■ Exercise directions
Should a line in the entries below contain "pupil", return that line.

■ Record excerpts

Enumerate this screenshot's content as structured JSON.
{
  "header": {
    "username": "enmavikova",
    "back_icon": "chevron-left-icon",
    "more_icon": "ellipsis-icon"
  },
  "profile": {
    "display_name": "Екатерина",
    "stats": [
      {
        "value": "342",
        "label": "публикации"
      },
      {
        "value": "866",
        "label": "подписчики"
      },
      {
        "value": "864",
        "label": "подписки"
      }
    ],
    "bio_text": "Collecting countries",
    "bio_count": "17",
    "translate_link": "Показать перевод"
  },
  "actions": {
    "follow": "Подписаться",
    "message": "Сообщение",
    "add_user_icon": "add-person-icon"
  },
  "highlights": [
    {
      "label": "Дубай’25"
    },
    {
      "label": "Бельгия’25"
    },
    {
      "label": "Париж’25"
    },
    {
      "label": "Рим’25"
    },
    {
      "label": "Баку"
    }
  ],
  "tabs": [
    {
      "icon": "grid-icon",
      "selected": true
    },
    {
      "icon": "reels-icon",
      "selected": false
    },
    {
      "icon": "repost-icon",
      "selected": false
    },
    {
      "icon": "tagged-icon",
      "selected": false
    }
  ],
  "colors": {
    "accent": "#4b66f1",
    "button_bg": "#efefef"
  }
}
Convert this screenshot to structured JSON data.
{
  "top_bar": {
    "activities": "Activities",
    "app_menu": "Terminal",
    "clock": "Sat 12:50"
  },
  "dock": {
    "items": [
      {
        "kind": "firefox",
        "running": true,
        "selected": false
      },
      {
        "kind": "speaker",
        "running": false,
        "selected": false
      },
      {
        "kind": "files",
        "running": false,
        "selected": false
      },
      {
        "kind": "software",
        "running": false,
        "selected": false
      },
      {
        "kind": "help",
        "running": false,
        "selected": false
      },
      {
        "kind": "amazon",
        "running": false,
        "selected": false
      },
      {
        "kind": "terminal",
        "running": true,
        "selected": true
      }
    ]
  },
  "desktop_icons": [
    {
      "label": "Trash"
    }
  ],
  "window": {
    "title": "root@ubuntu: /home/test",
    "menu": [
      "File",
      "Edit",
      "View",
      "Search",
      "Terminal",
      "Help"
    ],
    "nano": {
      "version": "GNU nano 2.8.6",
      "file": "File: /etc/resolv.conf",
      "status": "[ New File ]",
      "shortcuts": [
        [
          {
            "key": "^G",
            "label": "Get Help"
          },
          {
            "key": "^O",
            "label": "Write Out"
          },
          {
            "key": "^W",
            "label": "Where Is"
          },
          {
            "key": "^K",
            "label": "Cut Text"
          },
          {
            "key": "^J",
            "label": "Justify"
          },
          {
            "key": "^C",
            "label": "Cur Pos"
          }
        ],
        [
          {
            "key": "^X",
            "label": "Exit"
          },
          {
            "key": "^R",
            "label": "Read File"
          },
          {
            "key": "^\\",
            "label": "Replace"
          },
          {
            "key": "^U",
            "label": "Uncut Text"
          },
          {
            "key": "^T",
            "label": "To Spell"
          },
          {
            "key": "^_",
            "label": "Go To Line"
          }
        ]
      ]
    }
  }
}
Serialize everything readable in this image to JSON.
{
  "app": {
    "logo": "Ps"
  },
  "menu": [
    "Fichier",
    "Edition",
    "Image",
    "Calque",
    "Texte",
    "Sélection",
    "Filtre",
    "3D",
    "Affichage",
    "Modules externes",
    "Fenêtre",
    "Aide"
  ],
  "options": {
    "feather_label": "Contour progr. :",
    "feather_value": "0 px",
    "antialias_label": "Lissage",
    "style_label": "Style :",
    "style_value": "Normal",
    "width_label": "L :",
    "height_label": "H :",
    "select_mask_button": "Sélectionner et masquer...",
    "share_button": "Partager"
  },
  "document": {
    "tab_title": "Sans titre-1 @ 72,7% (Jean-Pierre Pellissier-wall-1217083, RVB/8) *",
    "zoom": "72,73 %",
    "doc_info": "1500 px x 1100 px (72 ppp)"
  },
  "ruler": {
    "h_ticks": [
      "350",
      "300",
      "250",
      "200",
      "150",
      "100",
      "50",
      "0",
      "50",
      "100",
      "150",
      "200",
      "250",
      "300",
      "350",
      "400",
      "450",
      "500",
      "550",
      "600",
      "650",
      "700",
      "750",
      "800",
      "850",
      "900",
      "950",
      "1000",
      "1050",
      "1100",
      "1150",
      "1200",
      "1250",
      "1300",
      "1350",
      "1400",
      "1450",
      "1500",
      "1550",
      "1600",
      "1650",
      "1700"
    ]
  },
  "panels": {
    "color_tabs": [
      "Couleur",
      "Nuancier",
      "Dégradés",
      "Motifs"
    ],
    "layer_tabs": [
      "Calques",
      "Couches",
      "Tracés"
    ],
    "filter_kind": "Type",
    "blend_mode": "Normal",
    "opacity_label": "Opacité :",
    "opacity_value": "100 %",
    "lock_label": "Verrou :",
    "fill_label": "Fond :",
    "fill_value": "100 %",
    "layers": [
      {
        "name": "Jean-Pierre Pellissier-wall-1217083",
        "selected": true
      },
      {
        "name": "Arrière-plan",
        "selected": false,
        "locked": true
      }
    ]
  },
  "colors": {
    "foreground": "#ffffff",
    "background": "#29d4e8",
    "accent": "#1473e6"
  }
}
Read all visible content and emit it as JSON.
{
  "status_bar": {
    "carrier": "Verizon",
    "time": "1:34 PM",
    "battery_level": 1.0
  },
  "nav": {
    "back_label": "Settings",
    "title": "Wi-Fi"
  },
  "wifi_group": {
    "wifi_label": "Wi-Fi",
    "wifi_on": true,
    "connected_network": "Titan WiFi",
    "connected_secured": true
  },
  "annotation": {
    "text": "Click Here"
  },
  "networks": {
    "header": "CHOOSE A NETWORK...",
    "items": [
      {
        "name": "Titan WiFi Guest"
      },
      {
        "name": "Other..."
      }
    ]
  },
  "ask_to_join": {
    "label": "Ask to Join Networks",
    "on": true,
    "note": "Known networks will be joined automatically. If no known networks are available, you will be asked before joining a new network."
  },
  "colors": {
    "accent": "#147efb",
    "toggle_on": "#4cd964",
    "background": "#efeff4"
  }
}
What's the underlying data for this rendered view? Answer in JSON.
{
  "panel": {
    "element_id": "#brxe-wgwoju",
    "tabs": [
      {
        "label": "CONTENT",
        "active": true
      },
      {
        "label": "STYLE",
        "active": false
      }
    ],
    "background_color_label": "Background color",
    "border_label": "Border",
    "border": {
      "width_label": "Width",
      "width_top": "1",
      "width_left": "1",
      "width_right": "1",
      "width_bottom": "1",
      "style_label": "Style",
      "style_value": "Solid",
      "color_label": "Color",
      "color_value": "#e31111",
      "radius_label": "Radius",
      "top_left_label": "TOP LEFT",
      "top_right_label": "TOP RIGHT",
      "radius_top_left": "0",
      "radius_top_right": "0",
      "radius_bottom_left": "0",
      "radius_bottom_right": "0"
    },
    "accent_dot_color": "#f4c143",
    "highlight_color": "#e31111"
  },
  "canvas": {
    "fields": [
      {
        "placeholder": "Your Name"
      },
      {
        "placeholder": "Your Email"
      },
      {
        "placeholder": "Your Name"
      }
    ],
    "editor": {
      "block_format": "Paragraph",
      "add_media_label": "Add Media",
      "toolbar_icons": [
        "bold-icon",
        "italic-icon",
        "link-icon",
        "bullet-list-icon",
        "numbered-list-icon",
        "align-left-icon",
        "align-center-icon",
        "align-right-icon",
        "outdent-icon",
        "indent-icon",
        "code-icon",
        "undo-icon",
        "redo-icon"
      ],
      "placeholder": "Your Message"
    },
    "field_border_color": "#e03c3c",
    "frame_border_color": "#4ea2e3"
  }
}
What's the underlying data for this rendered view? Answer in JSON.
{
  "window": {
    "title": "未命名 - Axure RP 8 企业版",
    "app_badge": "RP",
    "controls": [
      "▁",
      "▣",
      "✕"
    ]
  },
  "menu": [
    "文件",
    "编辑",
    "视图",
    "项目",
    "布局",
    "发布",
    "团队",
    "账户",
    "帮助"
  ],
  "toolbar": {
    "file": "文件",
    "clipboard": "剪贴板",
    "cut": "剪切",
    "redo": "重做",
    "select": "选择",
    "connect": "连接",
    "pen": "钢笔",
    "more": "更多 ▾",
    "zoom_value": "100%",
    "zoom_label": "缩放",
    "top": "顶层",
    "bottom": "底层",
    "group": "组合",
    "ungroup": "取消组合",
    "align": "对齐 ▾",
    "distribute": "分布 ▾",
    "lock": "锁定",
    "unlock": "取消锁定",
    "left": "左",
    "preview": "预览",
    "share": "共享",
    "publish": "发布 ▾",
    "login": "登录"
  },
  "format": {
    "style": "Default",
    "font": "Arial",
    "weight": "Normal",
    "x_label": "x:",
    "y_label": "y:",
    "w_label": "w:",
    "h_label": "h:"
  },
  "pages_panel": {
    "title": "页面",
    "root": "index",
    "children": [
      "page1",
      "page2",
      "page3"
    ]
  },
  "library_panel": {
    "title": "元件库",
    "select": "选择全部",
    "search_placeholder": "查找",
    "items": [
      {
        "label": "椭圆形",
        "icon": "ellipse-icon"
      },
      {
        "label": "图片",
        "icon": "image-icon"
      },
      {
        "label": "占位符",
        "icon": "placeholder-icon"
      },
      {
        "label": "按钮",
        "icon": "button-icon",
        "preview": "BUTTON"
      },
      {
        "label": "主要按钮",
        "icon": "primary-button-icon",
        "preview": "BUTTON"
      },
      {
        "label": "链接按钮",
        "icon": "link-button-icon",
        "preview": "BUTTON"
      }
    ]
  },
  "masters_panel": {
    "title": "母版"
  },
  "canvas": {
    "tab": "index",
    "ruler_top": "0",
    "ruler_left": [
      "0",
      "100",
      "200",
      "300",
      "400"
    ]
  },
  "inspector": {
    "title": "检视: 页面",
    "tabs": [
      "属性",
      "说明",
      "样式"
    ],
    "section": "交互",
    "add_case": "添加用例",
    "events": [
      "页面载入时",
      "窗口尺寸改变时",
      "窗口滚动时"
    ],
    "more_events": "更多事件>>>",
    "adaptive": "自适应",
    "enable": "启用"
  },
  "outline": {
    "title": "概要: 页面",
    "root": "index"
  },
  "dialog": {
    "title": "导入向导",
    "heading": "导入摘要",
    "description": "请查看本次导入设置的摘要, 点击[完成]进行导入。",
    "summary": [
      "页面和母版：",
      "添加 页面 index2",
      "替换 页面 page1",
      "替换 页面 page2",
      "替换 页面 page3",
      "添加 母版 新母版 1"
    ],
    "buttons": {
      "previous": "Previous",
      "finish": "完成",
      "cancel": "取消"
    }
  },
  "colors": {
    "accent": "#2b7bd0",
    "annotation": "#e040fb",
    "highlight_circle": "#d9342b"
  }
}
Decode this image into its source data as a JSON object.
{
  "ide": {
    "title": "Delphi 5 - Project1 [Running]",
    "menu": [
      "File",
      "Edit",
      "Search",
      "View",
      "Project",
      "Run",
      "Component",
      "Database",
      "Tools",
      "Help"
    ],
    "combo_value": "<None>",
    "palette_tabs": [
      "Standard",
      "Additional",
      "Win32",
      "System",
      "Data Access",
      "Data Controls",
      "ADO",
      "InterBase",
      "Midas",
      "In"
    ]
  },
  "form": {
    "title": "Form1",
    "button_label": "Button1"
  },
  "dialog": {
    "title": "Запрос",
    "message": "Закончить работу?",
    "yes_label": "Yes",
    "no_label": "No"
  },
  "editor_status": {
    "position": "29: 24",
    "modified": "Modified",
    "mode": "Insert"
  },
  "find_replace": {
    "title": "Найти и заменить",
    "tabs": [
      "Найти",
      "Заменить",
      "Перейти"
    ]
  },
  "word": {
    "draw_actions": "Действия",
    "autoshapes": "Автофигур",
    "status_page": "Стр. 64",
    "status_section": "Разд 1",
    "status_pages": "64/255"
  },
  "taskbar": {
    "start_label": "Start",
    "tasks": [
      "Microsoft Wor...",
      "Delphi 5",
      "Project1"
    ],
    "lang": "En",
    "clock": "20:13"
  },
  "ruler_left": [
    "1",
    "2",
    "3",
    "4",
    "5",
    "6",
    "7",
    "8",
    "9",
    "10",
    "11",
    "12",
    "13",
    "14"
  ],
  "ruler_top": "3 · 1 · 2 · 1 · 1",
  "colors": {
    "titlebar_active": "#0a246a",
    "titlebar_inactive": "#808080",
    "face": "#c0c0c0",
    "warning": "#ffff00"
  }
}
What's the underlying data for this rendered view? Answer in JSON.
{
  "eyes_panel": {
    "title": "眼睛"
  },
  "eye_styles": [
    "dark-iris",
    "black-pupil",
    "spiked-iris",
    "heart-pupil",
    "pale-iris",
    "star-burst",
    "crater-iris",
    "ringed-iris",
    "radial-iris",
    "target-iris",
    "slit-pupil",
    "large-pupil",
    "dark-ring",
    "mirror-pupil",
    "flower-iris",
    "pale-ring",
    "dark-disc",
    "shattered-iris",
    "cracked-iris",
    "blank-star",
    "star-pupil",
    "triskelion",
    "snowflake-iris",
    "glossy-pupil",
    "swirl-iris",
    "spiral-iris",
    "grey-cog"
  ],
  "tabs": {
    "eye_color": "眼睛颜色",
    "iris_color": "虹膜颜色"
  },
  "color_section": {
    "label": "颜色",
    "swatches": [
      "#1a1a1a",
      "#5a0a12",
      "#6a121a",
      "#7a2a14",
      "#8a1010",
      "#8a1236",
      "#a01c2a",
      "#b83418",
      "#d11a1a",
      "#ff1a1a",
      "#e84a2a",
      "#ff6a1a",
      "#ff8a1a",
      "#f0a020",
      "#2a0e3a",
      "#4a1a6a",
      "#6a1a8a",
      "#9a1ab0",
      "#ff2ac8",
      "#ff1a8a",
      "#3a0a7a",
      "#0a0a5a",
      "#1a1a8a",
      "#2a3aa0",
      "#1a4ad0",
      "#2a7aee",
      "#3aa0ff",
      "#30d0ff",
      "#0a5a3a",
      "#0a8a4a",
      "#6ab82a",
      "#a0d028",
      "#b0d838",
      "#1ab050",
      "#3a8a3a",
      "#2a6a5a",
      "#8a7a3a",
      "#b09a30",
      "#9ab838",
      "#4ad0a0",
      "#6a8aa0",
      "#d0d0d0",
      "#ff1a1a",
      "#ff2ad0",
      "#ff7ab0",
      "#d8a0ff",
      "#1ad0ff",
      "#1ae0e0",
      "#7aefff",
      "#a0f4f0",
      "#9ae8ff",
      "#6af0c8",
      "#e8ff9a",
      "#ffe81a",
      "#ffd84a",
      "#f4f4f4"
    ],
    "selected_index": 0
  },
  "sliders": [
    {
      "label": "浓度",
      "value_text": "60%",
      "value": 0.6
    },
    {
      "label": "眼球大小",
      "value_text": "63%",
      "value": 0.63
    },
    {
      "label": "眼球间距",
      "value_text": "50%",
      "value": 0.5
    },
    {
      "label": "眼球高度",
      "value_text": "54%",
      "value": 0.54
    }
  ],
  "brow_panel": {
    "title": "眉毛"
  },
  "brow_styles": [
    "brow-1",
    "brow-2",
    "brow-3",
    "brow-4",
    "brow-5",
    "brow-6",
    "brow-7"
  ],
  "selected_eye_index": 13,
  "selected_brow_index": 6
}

■ Reply
    "black-pupil",
    "heart-pupil",
    "slit-pupil",
    "large-pupil",
    "mirror-pupil",
    "star-pupil",
    "glossy-pupil",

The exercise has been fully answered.